“So… is there actually a fully naked person there?! And you just draw them?” my friend asked incredulously.
As confronting as it sounds, that is essentially what happens in a life drawing class. For two hours, it’s just you and the model, your charcoal dancing on paper, capturing everything you see. Every little detail is noticed and is translated into a line, a smudge, a hatching on parchment.
The roll of fat sitting just above the crotch. The wrinkle of skin underneath the armpit. The way the hair cascades down the shoulders. The nonchalant expression on the face.

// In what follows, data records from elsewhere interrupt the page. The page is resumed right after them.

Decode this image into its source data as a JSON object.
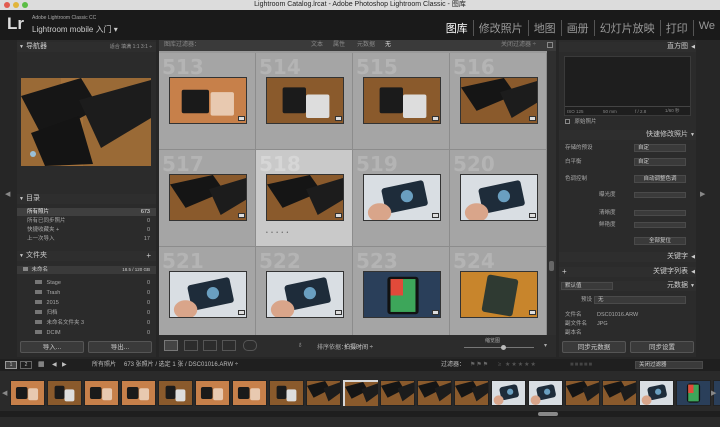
{
  "window": {
    "title": "Lightroom Catalog.lrcat - Adobe Photoshop Lightroom Classic - 图库"
  },
  "identity": {
    "logo": "Lr",
    "product": "Adobe Lightroom Classic CC",
    "mobile": "Lightroom mobile 入门 ▾"
  },
  "modules": [
    "图库",
    "修改照片",
    "地图",
    "画册",
    "幻灯片放映",
    "打印",
    "We"
  ],
  "navigator": {
    "title": "导航器",
    "zoom": [
      "适合",
      "填满",
      "1:1",
      "3:1 ÷"
    ]
  },
  "catalog": {
    "title": "目录",
    "items": [
      {
        "label": "所有照片",
        "count": "673"
      },
      {
        "label": "所有已同步照片",
        "count": "0"
      },
      {
        "label": "快捷收藏夹 +",
        "count": "0"
      },
      {
        "label": "上一次导入",
        "count": "17"
      }
    ]
  },
  "folders": {
    "title": "文件夹",
    "volume": "未命名",
    "volume_info": "18.5 / 120 GB",
    "items": [
      {
        "label": "Stage",
        "count": "0"
      },
      {
        "label": "Trash",
        "count": "0"
      },
      {
        "label": "2015",
        "count": "0"
      },
      {
        "label": "归档",
        "count": "0"
      },
      {
        "label": "未命名文件夹 3",
        "count": "0"
      },
      {
        "label": "DCIM",
        "count": "0"
      }
    ]
  },
  "left_buttons": {
    "import": "导入...",
    "export": "导出..."
  },
  "filter_bar": {
    "title": "图库过滤器：",
    "tabs": [
      "文本",
      "属性",
      "元数据",
      "无"
    ],
    "preset": "关闭过滤器 ÷"
  },
  "grid": {
    "cells": [
      {
        "num": "513",
        "img": "a"
      },
      {
        "num": "514",
        "img": "b"
      },
      {
        "num": "515",
        "img": "b"
      },
      {
        "num": "516",
        "img": "c"
      },
      {
        "num": "517",
        "img": "c"
      },
      {
        "num": "518",
        "img": "c"
      },
      {
        "num": "519",
        "img": "d"
      },
      {
        "num": "520",
        "img": "d"
      },
      {
        "num": "521",
        "img": "d"
      },
      {
        "num": "522",
        "img": "d"
      },
      {
        "num": "523",
        "img": "e"
      },
      {
        "num": "524",
        "img": "f"
      }
    ],
    "selected_index": 5,
    "dots": "• • • • •"
  },
  "toolbar": {
    "sort_label": "排序依据：",
    "sort_value": "拍摄时间 ÷",
    "thumb_label": "缩览图"
  },
  "histogram": {
    "title": "直方图",
    "iso": "ISO 125",
    "focal": "50 mm",
    "fstop": "f / 2.8",
    "shutter": "1/60 秒",
    "original": "原始照片"
  },
  "quick_develop": {
    "title": "快速修改照片",
    "rows": [
      {
        "label": "存储的预设",
        "value": "自定"
      },
      {
        "label": "白平衡",
        "value": "自定"
      },
      {
        "label": "色调控制",
        "value": "自动调整色调"
      }
    ],
    "sliders": [
      "曝光度",
      "清晰度",
      "鲜艳度"
    ],
    "reset": "全部复位"
  },
  "keywords": {
    "title": "关键字",
    "list_title": "关键字列表"
  },
  "metadata": {
    "title": "元数据",
    "preset": "默认值",
    "preset_label": "预设",
    "preset_value": "无",
    "file_label": "文件名",
    "file_value": "DSC01016.ARW",
    "type_label": "副文件名",
    "type_value": "JPG",
    "folder_label": "副本名"
  },
  "right_buttons": {
    "sync_meta": "同步元数据",
    "sync_settings": "同步设置"
  },
  "filmstrip_bar": {
    "pages": [
      "1",
      "2"
    ],
    "source": "所有照片",
    "info": "673 张照片 / 选定 1 张 / DSC01016.ARW ÷",
    "filter_label": "过滤器：",
    "filter_value": "关闭过滤器"
  },
  "filmstrip": {
    "items": [
      "a",
      "b",
      "a",
      "a",
      "b",
      "a",
      "a",
      "b",
      "c",
      "c",
      "c",
      "c",
      "c",
      "d",
      "d",
      "c",
      "c",
      "d",
      "e",
      "e",
      "e",
      "d",
      "c",
      "c",
      "d",
      "f"
    ],
    "selected_index": 9
  }
}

After a while, you stop caring that there’s a naked person in front of you. You start thinking about body parts as shapes: a configuration of forms stacked on top of and next to each other, creating a cohesive image on paper.
You realise that while bodies come in all different sizes and shapes, the basics are mostly the same: arms, legs, torso. Fingers and toes. Hair in the usual places.
These drawings were done at the University of Melbourne’s life drawing sessions, held every fortnight and free for UoM students.
Have you tried life drawing before?